It’s unprecedented in CUPE’s history. With more than 190 consultations and thousands of surveys, the work of the National Women’s Task Force has tapped an overwhelming response from CUPE members - women and men - who want better representation and to be involved in our union.
Across the country, Task Force groups have been listening to members talk about how our union can better respond to issues that matter to women and involve them at all levels of decision-making in CUPE.
“The majority of women we’ve heard from in communities across the regions have talked about their increasing workloads, job pressures in the workplace and the difficult balancing act between work and family,” said Task Force co-chair Barbara Moore. “What’s heartening is how enthusiastic these members are about CUPE reaching out to them and how many of them want to get involved in the union despite the barriers to their inclusion.”
The NWTF met in December to look at the initial feedback from its canvass of CUPE members. While comments from some areas and surveys are yet to be analyzed, the preliminary information is beginning to show some significant patterns across regions.
“It’s becoming clear that our union processes - from how and when local union meetings are held to education, collective bargaining and our difficult-to-understand CUPE structure - too often exclude women and marginalize issues important to them. Issues like pensions, full-time jobs and child care are critical to our gaining ground for all CUPE members,” said CUPE National President Paul Moist, co-chair of the NWTF. “By looking at solutions to better involve these women members in our union decision-making, we can only become a stronger, more effective union.”

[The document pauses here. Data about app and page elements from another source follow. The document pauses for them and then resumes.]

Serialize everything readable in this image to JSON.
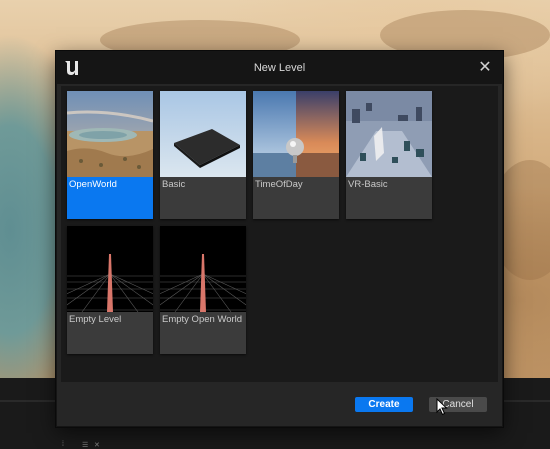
{
  "dialog": {
    "title": "New Level",
    "logo_icon": "unreal-engine-logo-icon",
    "close_icon": "close-icon",
    "close_glyph": "✕"
  },
  "templates": [
    {
      "label": "OpenWorld",
      "selected": true
    },
    {
      "label": "Basic",
      "selected": false
    },
    {
      "label": "TimeOfDay",
      "selected": false
    },
    {
      "label": "VR-Basic",
      "selected": false
    },
    {
      "label": "Empty Level",
      "selected": false
    },
    {
      "label": "Empty Open World",
      "selected": false
    }
  ],
  "buttons": {
    "create_label": "Create",
    "cancel_label": "Cancel"
  },
  "colors": {
    "accent": "#0a78f0",
    "dialog_bg": "#262626",
    "titlebar_bg": "#151515"
  }
}
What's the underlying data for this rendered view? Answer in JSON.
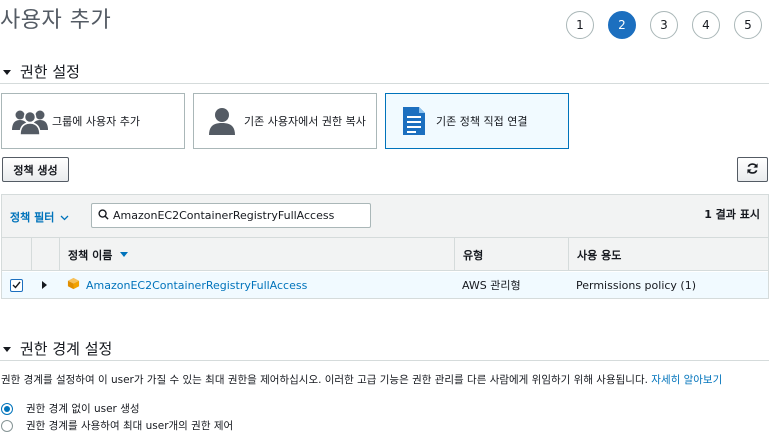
{
  "page": {
    "title": "사용자 추가"
  },
  "steps": [
    "1",
    "2",
    "3",
    "4",
    "5"
  ],
  "active_step": "2",
  "permissions": {
    "section_title": "권한 설정",
    "options": [
      {
        "label": "그룹에 사용자 추가",
        "icon": "users-group-icon",
        "selected": false
      },
      {
        "label": "기존 사용자에서 권한 복사",
        "icon": "user-icon",
        "selected": false
      },
      {
        "label": "기존 정책 직접 연결",
        "icon": "document-icon",
        "selected": true
      }
    ],
    "create_policy_label": "정책 생성",
    "refresh_icon": "refresh-icon"
  },
  "table": {
    "filter_label": "정책 필터",
    "search_value": "AmazonEC2ContainerRegistryFullAccess",
    "result_count": "1 결과 표시",
    "columns": {
      "name": "정책 이름",
      "type": "유형",
      "usage": "사용 용도"
    },
    "rows": [
      {
        "checked": true,
        "name": "AmazonEC2ContainerRegistryFullAccess",
        "type": "AWS 관리형",
        "usage": "Permissions policy (1)"
      }
    ]
  },
  "boundary": {
    "section_title": "권한 경계 설정",
    "description": "권한 경계를 설정하여 이 user가 가질 수 있는 최대 권한을 제어하십시오. 이러한 고급 기능은 권한 관리를 다른 사람에게 위임하기 위해 사용됩니다.",
    "learn_more": "자세히 알아보기",
    "options": [
      {
        "label": "권한 경계 없이 user 생성",
        "checked": true
      },
      {
        "label": "권한 경계를 사용하여 최대 user개의 권한 제어",
        "checked": false
      }
    ]
  },
  "colors": {
    "accent": "#0073bb",
    "active_step": "#1c6fbf",
    "policy_icon": "#f2a200"
  }
}
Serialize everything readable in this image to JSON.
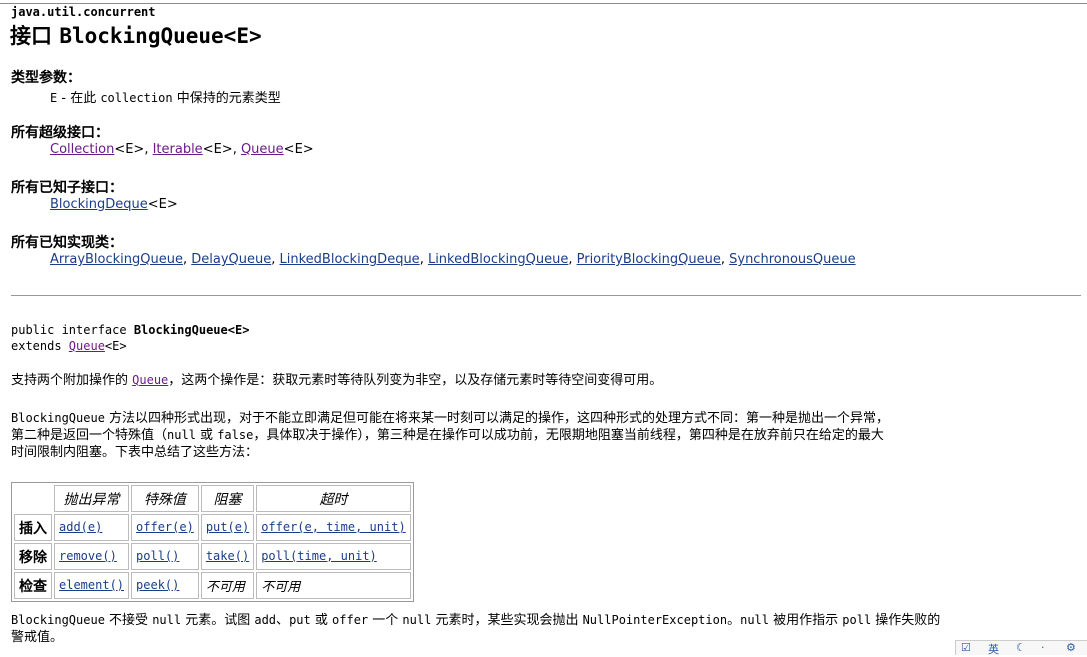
{
  "package": "java.util.concurrent",
  "title": {
    "prefix": "接口",
    "name": "BlockingQueue<E>"
  },
  "type_params": {
    "heading": "类型参数：",
    "param": "E",
    "dash": " - 在此 ",
    "code": "collection",
    "desc": " 中保持的元素类型"
  },
  "superinterfaces": {
    "heading": "所有超级接口：",
    "items": [
      {
        "name": "Collection",
        "generic": "<E>"
      },
      {
        "name": "Iterable",
        "generic": "<E>"
      },
      {
        "name": "Queue",
        "generic": "<E>"
      }
    ]
  },
  "subinterfaces": {
    "heading": "所有已知子接口：",
    "items": [
      {
        "name": "BlockingDeque",
        "generic": "<E>"
      }
    ]
  },
  "implementing": {
    "heading": "所有已知实现类：",
    "items": [
      "ArrayBlockingQueue",
      "DelayQueue",
      "LinkedBlockingDeque",
      "LinkedBlockingQueue",
      "PriorityBlockingQueue",
      "SynchronousQueue"
    ]
  },
  "declaration": {
    "line1_prefix": "public interface ",
    "line1_name": "BlockingQueue<E>",
    "line2_prefix": "extends ",
    "line2_link": "Queue",
    "line2_suffix": "<E>"
  },
  "para1": {
    "before": "支持两个附加操作的 ",
    "link": "Queue",
    "after": "，这两个操作是：获取元素时等待队列变为非空，以及存储元素时等待空间变得可用。"
  },
  "para2": {
    "code": "BlockingQueue",
    "line1": " 方法以四种形式出现，对于不能立即满足但可能在将来某一时刻可以满足的操作，这四种形式的处理方式不同：第一种是抛出一个异常，",
    "line2a": "第二种是返回一个特殊值（",
    "null": "null",
    "or": " 或 ",
    "false": "false",
    "line2b": "，具体取决于操作），第三种是在操作可以成功前，无限期地阻塞当前线程，第四种是在放弃前只在给定的最大",
    "line3": "时间限制内阻塞。下表中总结了这些方法："
  },
  "table": {
    "headers": [
      "抛出异常",
      "特殊值",
      "阻塞",
      "超时"
    ],
    "rows": [
      {
        "label": "插入",
        "cells": [
          "add(e)",
          "offer(e)",
          "put(e)",
          "offer(e, time, unit)"
        ]
      },
      {
        "label": "移除",
        "cells": [
          "remove()",
          "poll()",
          "take()",
          "poll(time, unit)"
        ]
      },
      {
        "label": "检查",
        "cells": [
          "element()",
          "peek()",
          "不可用",
          "不可用"
        ]
      }
    ]
  },
  "para3": {
    "c1": "BlockingQueue",
    "t1": " 不接受 ",
    "c2": "null",
    "t2": " 元素。试图 ",
    "c3": "add",
    "t3": "、",
    "c4": "put",
    "t4": " 或 ",
    "c5": "offer",
    "t5": " 一个 ",
    "c6": "null",
    "t6": " 元素时，某些实现会抛出 ",
    "c7": "NullPointerException",
    "t7": "。",
    "c8": "null",
    "t8": " 被用作指示 ",
    "c9": "poll",
    "t9": " 操作失败的",
    "line2": "警戒值。"
  },
  "tray": {
    "text": "英"
  }
}
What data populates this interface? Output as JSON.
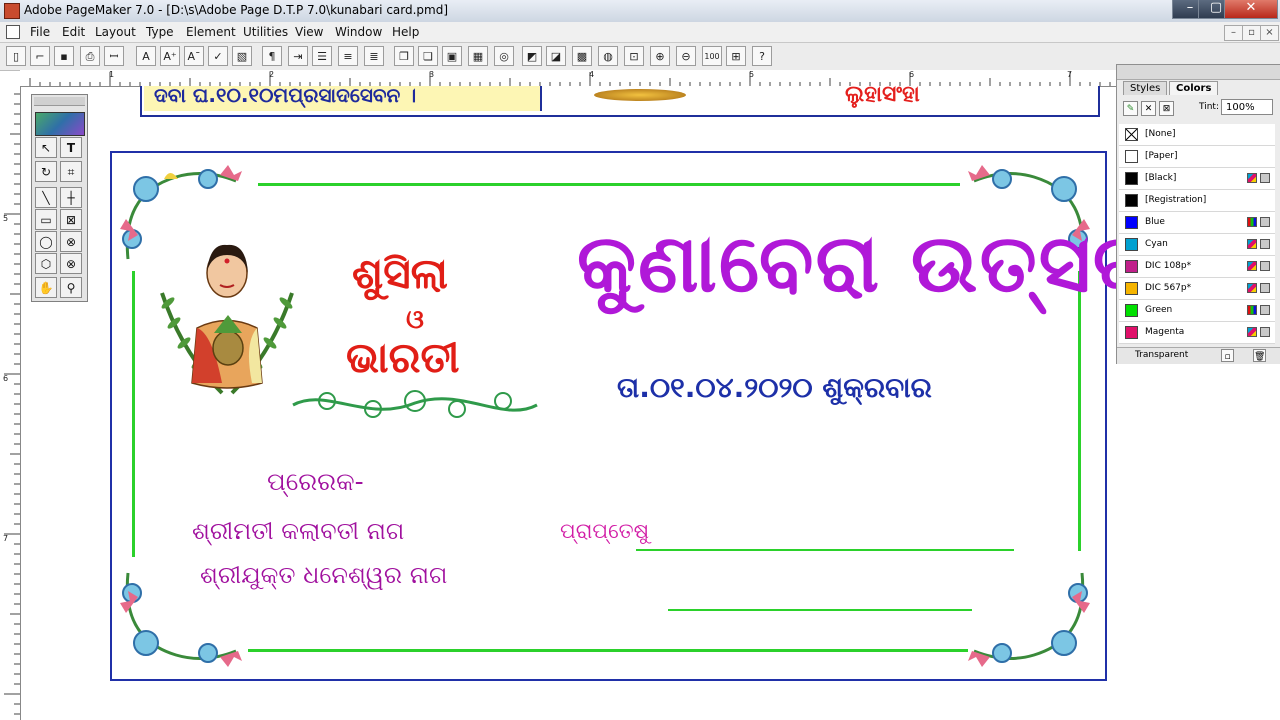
{
  "window": {
    "title": "Adobe PageMaker 7.0 - [D:\\s\\Adobe Page D.T.P 7.0\\kunabari card.pmd]",
    "minimize": "–",
    "maximize": "▢",
    "close": "✕"
  },
  "menu": {
    "items": [
      "File",
      "Edit",
      "Layout",
      "Type",
      "Element",
      "Utilities",
      "View",
      "Window",
      "Help"
    ]
  },
  "rulers": {
    "h": [
      "1",
      "2",
      "3",
      "4",
      "5",
      "6",
      "7"
    ],
    "v": [
      "5",
      "6",
      "7"
    ]
  },
  "prev_card": {
    "line1": "ଦବା ଘ.୧୦.୧୦ମପ୍ରସାଦସେବନ ।",
    "line2": "ଲୁହାସଂହା"
  },
  "card": {
    "title": "କୁଣାବେରା ଉତ୍ସବ",
    "name1": "ଶୁସିଲା",
    "and": "ଓ",
    "name2": "ଭାରତୀ",
    "date": "ତା.୦୧.୦୪.୨୦୨୦ ଶୁକ୍ରବାର",
    "sender_label": "ପ୍ରେରକ-",
    "sender_1": "ଶ୍ରୀମତୀ କଲାବତୀ ନାଗ",
    "sender_2": "ଶ୍ରୀଯୁକ୍ତ ଧନେଶ୍ୱର ନାଗ",
    "recipient_label": "ପ୍ରାପ୍ତେଷୁ"
  },
  "palette": {
    "tabs": [
      "Styles",
      "Colors"
    ],
    "active_tab": "Colors",
    "tint_label": "Tint:",
    "tint_value": "100%",
    "swatches": [
      {
        "name": "[None]",
        "color": "#ffffff"
      },
      {
        "name": "[Paper]",
        "color": "#ffffff"
      },
      {
        "name": "[Black]",
        "color": "#000000"
      },
      {
        "name": "[Registration]",
        "color": "#000000"
      },
      {
        "name": "Blue",
        "color": "#0000ff"
      },
      {
        "name": "Cyan",
        "color": "#00a0d0"
      },
      {
        "name": "DIC 108p*",
        "color": "#c0208a"
      },
      {
        "name": "DIC 567p*",
        "color": "#f5b400"
      },
      {
        "name": "Green",
        "color": "#00e000"
      },
      {
        "name": "Magenta",
        "color": "#e0106a"
      }
    ],
    "transparent_label": "Transparent"
  },
  "colors": {
    "border_blue": "#2030a8",
    "line_green": "#2bd12b",
    "title_purple": "#b018d8",
    "name_red": "#e11e16"
  }
}
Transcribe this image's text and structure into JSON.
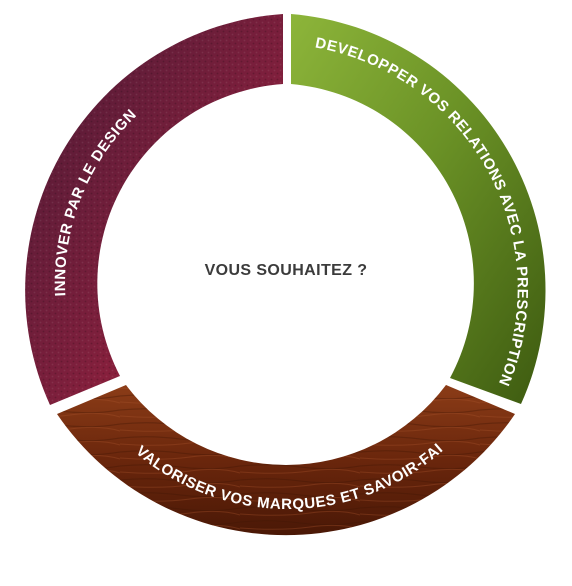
{
  "center_title": "VOUS SOUHAITEZ ?",
  "segments": [
    {
      "label": "DEVELOPPER VOS RELATIONS AVEC LA PRESCRIPTION",
      "theme": "green-leaf",
      "color": "#5f7f1c"
    },
    {
      "label": "VALORISER VOS MARQUES ET SAVOIR-FAIRE",
      "theme": "wood",
      "color": "#7a3012"
    },
    {
      "label": "INNOVER PAR LE DESIGN",
      "theme": "burgundy-fabric",
      "color": "#7a1f3a"
    }
  ]
}
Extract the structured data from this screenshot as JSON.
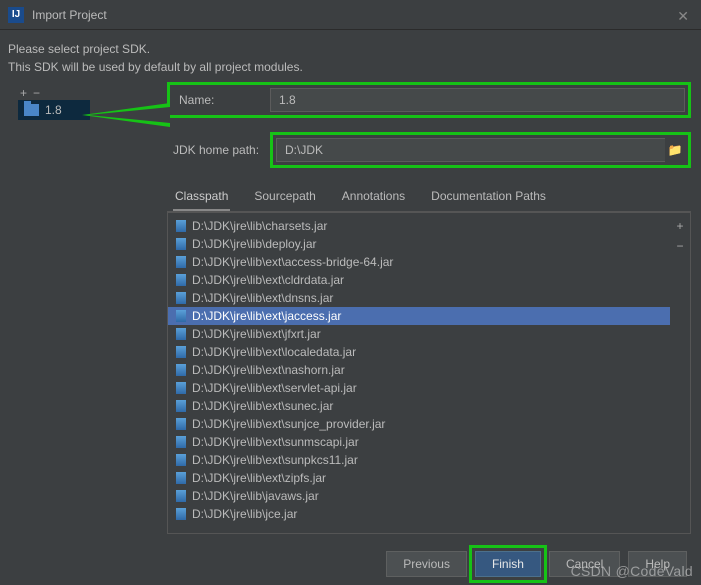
{
  "window": {
    "title": "Import Project"
  },
  "instructions": {
    "line1": "Please select project SDK.",
    "line2": "This SDK will be used by default by all project modules."
  },
  "toolbar": {
    "add": "+",
    "remove": "−"
  },
  "sdk_tree": {
    "items": [
      {
        "label": "1.8"
      }
    ]
  },
  "fields": {
    "name_label": "Name:",
    "name_value": "1.8",
    "jdk_path_label": "JDK home path:",
    "jdk_path_value": "D:\\JDK"
  },
  "tabs": {
    "classpath": "Classpath",
    "sourcepath": "Sourcepath",
    "annotations": "Annotations",
    "docs": "Documentation Paths"
  },
  "classpath": {
    "items": [
      "D:\\JDK\\jre\\lib\\charsets.jar",
      "D:\\JDK\\jre\\lib\\deploy.jar",
      "D:\\JDK\\jre\\lib\\ext\\access-bridge-64.jar",
      "D:\\JDK\\jre\\lib\\ext\\cldrdata.jar",
      "D:\\JDK\\jre\\lib\\ext\\dnsns.jar",
      "D:\\JDK\\jre\\lib\\ext\\jaccess.jar",
      "D:\\JDK\\jre\\lib\\ext\\jfxrt.jar",
      "D:\\JDK\\jre\\lib\\ext\\localedata.jar",
      "D:\\JDK\\jre\\lib\\ext\\nashorn.jar",
      "D:\\JDK\\jre\\lib\\ext\\servlet-api.jar",
      "D:\\JDK\\jre\\lib\\ext\\sunec.jar",
      "D:\\JDK\\jre\\lib\\ext\\sunjce_provider.jar",
      "D:\\JDK\\jre\\lib\\ext\\sunmscapi.jar",
      "D:\\JDK\\jre\\lib\\ext\\sunpkcs11.jar",
      "D:\\JDK\\jre\\lib\\ext\\zipfs.jar",
      "D:\\JDK\\jre\\lib\\javaws.jar",
      "D:\\JDK\\jre\\lib\\jce.jar"
    ],
    "selected_index": 5
  },
  "list_side": {
    "add": "+",
    "remove": "−"
  },
  "footer": {
    "previous": "Previous",
    "finish": "Finish",
    "cancel": "Cancel",
    "help": "Help"
  },
  "watermark": "CSDN @CodeVald"
}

The NWTF group will meet again at the end of January to look at the compiled information and discuss how best to report back to the regions on the challenges and changes members have identified as important.